Archive for Items Categorized 'Trains', only excerpts shown, click title for full entry.
Planes, trains, automobiles—how does the task of keeping people moving affect buildings?
by Peter Murray Hain
The story of a competent leader of men and machines torn this way and that by feuding power blocs—who ended it all by throwing himself under one of his trains!
by James C. Burke
This company’s 1840 line was a marvel of civil engineering and the longest railroad in the world in its day. Today’s CSX Transportation is its offspring.
by Thierry Favre
This opulent large-format book is the English version of a book that first appeared in 2010 in its original French. It presents a micro-history of the development of passenger rail travel, mostly in the Western hemisphere, in the form of travel posters.
by John Austin
All locomotives are imposing in terms of sight and sound and smell—even modern diesels and electrics—but what could be more formidable than a hissing steam loco slipping its wheels to gain traction inch by inch or thundering past on full bore trailing stinging cinders and charcoal.
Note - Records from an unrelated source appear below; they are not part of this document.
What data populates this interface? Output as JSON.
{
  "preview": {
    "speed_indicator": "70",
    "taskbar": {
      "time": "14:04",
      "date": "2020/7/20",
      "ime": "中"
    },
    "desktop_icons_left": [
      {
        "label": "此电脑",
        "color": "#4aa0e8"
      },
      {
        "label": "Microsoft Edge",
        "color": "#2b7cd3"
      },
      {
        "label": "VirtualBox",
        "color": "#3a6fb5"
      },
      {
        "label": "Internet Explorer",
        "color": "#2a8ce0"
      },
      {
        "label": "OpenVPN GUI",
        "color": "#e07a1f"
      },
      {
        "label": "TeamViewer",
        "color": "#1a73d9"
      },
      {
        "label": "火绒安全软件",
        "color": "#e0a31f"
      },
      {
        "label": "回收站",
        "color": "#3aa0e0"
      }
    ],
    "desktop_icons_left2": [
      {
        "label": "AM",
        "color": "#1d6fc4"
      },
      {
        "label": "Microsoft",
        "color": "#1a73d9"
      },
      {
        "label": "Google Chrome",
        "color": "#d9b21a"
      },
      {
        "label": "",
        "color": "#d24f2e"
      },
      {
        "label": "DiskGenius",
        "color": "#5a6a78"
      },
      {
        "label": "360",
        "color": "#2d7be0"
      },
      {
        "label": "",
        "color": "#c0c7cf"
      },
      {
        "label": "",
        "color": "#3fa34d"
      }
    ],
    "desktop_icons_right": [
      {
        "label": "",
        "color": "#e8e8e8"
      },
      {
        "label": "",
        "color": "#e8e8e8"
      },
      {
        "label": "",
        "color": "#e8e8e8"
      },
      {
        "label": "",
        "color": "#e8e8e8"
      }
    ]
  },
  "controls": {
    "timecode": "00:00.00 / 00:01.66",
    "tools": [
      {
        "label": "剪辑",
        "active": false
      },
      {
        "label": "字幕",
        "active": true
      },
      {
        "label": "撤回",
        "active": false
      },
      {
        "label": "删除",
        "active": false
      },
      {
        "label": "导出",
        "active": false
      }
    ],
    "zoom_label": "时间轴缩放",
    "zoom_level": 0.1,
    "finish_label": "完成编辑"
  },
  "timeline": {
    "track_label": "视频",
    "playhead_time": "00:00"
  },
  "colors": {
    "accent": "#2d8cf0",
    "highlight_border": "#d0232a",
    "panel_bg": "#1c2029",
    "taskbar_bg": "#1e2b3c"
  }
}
by John Leonard
As the title suggests, Allison products are arranged chronologically in catalog style, with each product occupying one page. For readers who enjoy engineering excellence, this book is a must.
by Joe Welsh, Bill Howes, Kevin J Holland
Hotels on wheels—incorporated in 1867 as the Pullman Palace Car Company, New York cabinetmaker George Mortimer Pullman’s eponymous railroad cars crisscrossed North America for 102 years. They became a household word, so much so that especially sleeping cars were often generically referred to as Pullmans regardless of who made or ran them.
by Ken Baynes and Francis Pugh
Nothing as powerful as a revolution happens without a plan. A “plan” in the most literal sense is what made the Industrial Revolution possible. In the context of this book it refers to the scientific illustrations that precede the actual building of things.
by John Kelly
Railroad stations were once the focal center of every city. Local commuter trains and cross-country passenger service intersected to provide a mass transit system that efficiently moved people across town and across the country. Kelly writes, “No other American city had such a fascinating group of railroad passenger stations as Chicago.”